_Problem_. In the records that follow, find each line containing "année" and copy it.

-*-

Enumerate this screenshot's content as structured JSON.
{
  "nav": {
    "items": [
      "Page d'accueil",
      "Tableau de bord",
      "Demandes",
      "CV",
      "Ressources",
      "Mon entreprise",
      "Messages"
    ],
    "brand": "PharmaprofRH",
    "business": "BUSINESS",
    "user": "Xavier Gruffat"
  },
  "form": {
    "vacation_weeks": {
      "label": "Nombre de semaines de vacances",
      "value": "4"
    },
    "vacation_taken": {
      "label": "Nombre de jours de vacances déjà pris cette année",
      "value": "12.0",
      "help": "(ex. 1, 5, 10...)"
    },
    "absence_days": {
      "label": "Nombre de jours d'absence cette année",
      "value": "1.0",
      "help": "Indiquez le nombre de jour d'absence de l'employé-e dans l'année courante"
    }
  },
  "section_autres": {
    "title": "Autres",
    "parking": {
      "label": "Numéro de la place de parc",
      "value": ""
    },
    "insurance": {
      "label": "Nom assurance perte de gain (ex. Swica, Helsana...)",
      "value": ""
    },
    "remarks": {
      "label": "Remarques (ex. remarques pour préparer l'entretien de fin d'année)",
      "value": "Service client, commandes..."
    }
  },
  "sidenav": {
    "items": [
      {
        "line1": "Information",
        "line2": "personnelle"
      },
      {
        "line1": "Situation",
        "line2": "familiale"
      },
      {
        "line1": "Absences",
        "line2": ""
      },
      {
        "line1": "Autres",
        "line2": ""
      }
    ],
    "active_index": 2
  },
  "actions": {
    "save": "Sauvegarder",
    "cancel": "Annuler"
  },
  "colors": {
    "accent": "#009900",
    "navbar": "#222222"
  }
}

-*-

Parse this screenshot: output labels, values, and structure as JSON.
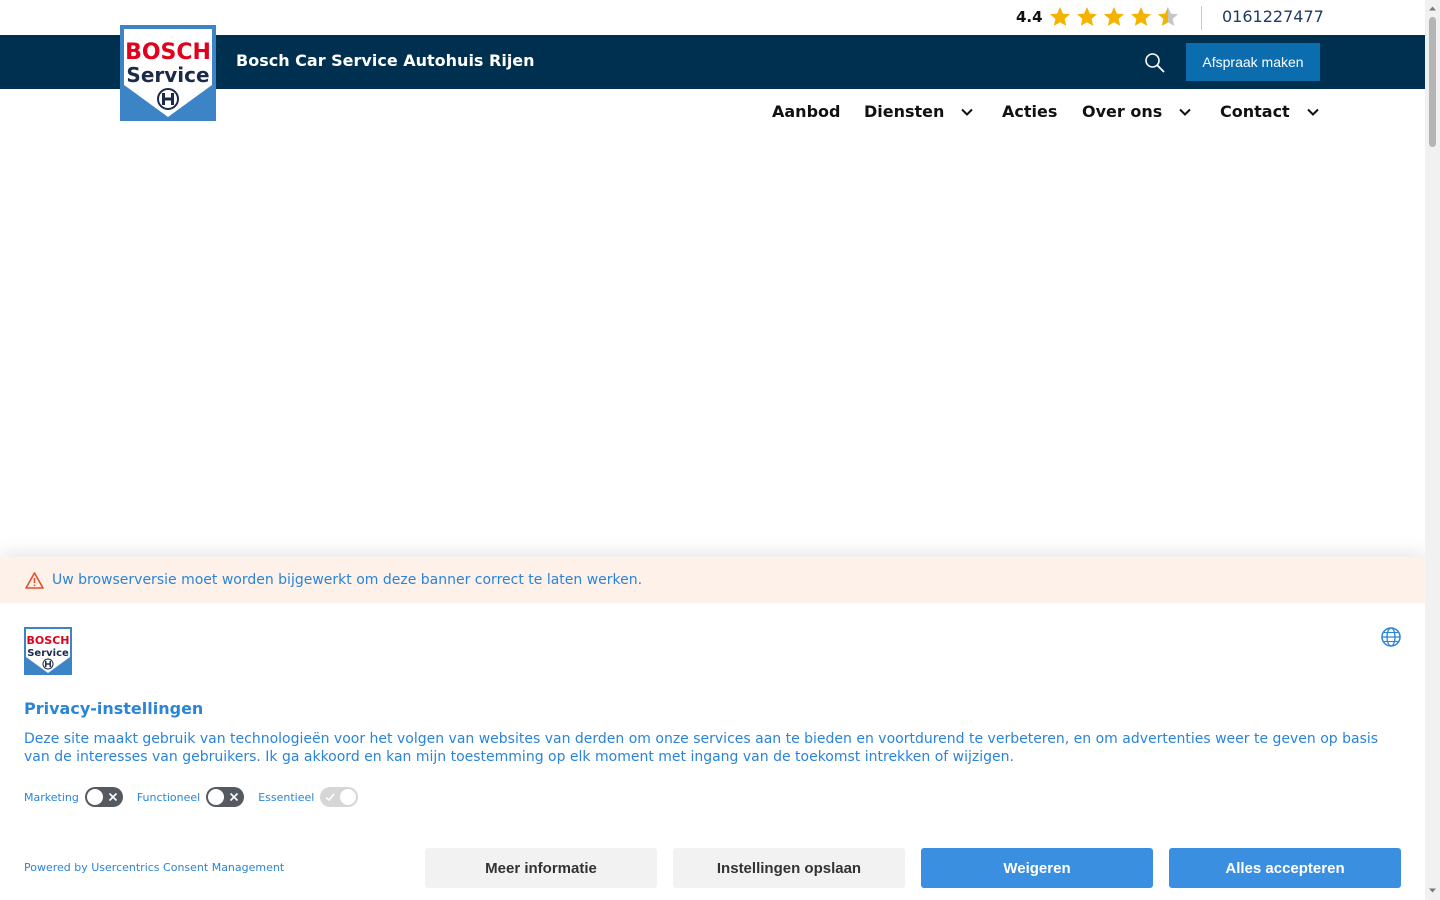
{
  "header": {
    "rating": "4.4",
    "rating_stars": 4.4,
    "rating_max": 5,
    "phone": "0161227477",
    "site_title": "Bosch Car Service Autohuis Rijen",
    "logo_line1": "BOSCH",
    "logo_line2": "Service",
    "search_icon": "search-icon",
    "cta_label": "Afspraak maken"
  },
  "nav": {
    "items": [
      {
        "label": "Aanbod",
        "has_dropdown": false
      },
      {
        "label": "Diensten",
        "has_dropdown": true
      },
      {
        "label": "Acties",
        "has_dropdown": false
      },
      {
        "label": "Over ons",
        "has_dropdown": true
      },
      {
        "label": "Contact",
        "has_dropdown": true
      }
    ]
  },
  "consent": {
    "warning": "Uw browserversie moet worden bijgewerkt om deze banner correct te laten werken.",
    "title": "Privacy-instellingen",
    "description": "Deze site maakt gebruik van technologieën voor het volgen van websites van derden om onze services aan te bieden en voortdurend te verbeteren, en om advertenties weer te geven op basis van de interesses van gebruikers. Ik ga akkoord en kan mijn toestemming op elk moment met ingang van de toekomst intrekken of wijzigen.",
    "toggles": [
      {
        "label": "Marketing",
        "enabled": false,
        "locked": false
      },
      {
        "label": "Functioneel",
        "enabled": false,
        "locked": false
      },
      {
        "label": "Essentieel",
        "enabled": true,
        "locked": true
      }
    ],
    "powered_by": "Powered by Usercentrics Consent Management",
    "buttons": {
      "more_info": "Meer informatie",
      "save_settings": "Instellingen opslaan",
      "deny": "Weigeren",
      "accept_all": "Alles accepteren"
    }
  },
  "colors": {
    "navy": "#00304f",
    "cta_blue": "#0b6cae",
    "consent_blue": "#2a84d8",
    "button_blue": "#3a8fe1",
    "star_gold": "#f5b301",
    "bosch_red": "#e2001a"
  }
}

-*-

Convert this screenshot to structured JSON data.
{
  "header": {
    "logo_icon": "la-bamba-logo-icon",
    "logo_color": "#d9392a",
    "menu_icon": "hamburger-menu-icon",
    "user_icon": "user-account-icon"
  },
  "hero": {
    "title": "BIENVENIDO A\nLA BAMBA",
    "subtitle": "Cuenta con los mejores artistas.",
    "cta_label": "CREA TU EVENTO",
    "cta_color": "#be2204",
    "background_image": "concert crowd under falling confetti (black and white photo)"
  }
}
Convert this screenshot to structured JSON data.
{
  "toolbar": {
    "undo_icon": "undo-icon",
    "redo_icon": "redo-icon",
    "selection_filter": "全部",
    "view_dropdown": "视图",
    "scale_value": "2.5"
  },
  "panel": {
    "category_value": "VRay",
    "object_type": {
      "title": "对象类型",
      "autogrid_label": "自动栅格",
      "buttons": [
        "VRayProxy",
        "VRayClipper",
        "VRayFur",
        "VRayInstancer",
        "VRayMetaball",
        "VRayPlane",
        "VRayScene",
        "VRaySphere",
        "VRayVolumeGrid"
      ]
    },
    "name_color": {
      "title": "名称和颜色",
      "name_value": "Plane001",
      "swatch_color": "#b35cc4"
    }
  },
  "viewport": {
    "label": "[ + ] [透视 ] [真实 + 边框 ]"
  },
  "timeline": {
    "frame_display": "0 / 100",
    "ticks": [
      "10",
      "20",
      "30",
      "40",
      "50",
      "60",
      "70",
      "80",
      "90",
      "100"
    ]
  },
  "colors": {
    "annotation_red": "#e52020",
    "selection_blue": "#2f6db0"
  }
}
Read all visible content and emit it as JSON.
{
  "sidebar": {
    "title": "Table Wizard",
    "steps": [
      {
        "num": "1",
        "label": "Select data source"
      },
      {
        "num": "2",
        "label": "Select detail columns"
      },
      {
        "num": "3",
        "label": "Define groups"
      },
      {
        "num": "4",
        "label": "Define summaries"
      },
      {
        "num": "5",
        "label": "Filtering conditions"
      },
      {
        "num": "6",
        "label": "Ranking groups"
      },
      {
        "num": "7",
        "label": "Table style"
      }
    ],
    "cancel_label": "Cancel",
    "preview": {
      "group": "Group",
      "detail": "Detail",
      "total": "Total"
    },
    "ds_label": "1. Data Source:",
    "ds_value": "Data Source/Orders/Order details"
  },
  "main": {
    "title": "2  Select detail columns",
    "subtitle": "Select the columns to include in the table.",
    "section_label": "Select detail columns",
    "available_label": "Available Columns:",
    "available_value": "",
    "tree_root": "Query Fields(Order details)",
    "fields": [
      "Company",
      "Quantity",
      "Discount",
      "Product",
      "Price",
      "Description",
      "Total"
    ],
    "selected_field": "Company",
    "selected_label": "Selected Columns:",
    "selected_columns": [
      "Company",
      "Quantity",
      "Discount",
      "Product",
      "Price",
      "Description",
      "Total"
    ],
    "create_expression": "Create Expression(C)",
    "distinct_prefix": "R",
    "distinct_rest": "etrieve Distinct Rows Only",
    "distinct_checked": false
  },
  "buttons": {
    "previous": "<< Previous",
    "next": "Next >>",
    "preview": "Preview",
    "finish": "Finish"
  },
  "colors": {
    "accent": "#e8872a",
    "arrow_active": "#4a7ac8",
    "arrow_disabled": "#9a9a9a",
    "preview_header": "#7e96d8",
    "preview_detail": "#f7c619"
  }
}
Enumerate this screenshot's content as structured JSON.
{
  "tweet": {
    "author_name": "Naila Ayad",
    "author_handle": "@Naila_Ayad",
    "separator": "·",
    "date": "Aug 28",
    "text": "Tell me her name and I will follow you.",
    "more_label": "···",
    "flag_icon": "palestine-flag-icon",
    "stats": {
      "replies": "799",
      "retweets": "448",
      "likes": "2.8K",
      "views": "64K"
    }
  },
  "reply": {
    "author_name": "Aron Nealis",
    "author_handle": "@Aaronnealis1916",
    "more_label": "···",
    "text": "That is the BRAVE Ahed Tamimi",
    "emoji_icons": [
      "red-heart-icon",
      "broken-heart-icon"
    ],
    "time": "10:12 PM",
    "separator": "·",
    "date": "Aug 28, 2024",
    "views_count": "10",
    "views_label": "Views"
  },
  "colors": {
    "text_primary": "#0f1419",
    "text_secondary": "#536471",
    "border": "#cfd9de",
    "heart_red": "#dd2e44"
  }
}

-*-

_Answer section_.
      "label": "Nombre de jours de vacances déjà pris cette année",
      "label": "Nombre de jours d'absence cette année",
      "help": "Indiquez le nombre de jour d'absence de l'employé-e dans l'année courante"
      "label": "Remarques (ex. remarques pour préparer l'entretien de fin d'année)",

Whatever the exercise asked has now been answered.